*TV SERIES RECAP: WESTWORLD (Season 3)

We went full Matrix this season; Going beyond Science Fiction and more in-depth into philosophical themes of reality and consciousness. The complete series, seasons 1-3, feel like Cinematic TV at its finest.

Season 1 was excellent — I thought it was pure genius in every single aspect. I still believe that it was one of the most revolutionary, mind-blowing shows ever made. Season 2 was a bit underwhelming for me when compared to the first season, but I still liked it and found it to be pretty entertaining.

WESTWORLD Season 3 reinvents the western vibe of the whole series — following the escape of Dolores (Evan Rachel Wood) from the park at the end of season 2. Now we have a futuristic “real world” type of setting outside of the Westworld park.

The brilliant thing is that this future world looks and feels believable; it does not feel like a far-fetched version of a futuristic society. It feels like this type of setting, and this way of life is entirely possible, and like it is something within reach for all of us who live under our current timeline. All the little futuristic details worked well for me.
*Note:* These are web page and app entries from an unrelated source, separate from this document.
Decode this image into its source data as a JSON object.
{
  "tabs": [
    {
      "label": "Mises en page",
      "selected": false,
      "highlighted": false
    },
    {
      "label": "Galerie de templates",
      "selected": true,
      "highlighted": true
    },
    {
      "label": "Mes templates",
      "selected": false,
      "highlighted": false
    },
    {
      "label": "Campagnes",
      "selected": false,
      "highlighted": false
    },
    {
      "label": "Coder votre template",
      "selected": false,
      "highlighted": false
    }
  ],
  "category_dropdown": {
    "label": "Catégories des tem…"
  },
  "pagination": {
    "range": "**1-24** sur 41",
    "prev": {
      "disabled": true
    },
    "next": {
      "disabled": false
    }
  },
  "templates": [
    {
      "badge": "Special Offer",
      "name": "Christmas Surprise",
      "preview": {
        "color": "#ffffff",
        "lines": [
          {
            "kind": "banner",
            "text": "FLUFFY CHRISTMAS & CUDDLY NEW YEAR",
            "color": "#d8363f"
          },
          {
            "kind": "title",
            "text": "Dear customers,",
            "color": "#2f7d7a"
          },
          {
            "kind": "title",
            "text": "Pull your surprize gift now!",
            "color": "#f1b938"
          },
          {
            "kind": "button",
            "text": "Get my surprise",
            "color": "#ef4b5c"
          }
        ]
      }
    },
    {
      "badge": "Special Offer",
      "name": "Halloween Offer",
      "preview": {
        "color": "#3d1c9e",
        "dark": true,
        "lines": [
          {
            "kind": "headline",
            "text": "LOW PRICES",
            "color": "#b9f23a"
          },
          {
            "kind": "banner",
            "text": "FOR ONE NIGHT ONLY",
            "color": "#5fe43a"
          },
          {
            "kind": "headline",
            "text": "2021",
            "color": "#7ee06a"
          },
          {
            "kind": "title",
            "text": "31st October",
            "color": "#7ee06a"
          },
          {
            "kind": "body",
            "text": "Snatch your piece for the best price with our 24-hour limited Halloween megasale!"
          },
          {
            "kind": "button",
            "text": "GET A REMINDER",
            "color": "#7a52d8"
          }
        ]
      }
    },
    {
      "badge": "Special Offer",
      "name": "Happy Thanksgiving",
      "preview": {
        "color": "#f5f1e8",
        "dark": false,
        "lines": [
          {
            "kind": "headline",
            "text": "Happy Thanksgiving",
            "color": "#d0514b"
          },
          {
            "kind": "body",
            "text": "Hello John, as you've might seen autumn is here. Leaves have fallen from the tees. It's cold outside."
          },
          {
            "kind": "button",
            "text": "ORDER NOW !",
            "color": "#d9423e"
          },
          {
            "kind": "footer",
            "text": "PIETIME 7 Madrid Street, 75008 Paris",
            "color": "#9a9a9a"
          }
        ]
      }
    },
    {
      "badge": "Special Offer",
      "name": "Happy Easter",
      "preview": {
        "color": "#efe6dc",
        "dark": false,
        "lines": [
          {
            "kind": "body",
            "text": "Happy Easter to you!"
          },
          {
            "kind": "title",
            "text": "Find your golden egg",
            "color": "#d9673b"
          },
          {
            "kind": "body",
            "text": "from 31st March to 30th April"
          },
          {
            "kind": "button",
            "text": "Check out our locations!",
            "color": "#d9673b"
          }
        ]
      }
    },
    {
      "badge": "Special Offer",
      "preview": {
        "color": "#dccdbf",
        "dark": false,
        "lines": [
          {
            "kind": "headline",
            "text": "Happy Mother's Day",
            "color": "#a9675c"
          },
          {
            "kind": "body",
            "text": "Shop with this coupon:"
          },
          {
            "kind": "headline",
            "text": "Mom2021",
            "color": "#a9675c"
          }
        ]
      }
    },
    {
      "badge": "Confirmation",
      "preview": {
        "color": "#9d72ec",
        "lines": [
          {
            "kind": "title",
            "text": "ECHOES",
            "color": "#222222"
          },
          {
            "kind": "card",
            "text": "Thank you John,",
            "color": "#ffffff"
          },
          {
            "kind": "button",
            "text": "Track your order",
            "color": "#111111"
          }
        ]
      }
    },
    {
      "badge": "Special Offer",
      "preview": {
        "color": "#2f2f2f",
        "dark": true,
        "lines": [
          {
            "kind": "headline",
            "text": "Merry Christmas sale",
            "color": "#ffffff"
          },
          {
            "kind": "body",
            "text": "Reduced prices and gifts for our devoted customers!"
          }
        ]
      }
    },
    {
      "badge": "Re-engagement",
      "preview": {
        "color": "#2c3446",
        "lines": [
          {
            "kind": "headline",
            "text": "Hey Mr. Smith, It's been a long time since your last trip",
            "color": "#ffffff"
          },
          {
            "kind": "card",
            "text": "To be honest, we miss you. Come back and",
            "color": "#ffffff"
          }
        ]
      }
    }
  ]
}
However, there is way too much exposition — lots and lots of exposition. Every single episode is full of drawn-out exposition. Things do not get going until the very end of almost every episode. This is not necessarily a bad thing — I just wasn’t in the best of moods when I binged through it.

I cannot get enough of Dolores; she is one awesome character. She has gone from this farm girl — always a victim type of character to a tough, take no prisoners approach, driven by revenge. There is so much room to keep growing and developing this character beyond this season….. If there is a season 4, then by all means, Dolores has got to be the central character.

Maeve (Thandie Newton) was very compelling in every single season; however, now, in season 3, she seems stuck and not really going anywhere. She is still trying to reunite with her fictional daughter, who has escaped into “The Valley Beyond.” Maeve’s character doesn’t seem to be developing further, and she is essentially repeating the same twists from previous seasons.

Bernard (Jeffrey Wright) is suffering from similar issues as the Maeve character. He spends most of this season Prophesizing the end of times. Plus, Bernard now has Stubbs (Luke Hemsworth) as a sidekick. I really don’t know how I feel about this — and besides escaping into the human world, these two characters did not really do much.

Charlotte Hale (Tessa Thompson) has been consistently excellent ever since she showed up on season 2, but towards the end of this season, it felt like they were running out of ideas on what to do with this character.

William (Ed Harris) was always believed to be the real villain behind everything (believed by me, that is). Season 1 and season 2 established William as this sadistic, evil overlord, and Season 3 was all about redemption for William…. I am not sure William’s redemption was accomplished.

New Character Caleb (Aaron Paul) is a former soldier dealing with PTSD and struggling to readjust to life after his military service. I could not get into this character as much as I tried. Anyhow, he is supposed to be a john Connor type of character, leading the revolution — leading both humans and hosts.

The addition of Serac (Vincent Cassell) was a great idea. I am a big fan of Cassell’s work (everybody should watch Brotherhood of the Wolf, 2001). This Serac character is fascinating — his backstory was one of the highlights of this season.

…and what about the rest of the Hosts barely used this season like Hector (Rodrigo Santoro), Lawrence (Clifton Collins Jr), Major Craddock (Jonathan Tucker), and so on…. I wanted to see them more involved in season 3. I also wonder if Teddy (James Marsden) will return in season 4. His absence was felt; Teddy was needed this season.

Hard to say if this series will go on; I sense the opportunity to move this series forward has been missed. I must admit that for me, there was an apparent drop-off from the first two seasons in terms of engagement. Nevertheless, I did enjoy all the profound philosophical and existential aspects of this season; however, sadly, I am no longer as invested or excited about future seasons as I once was.

Three out of Five Popcorn Bags 🍿🍿🍿

Streaming on HBO MAX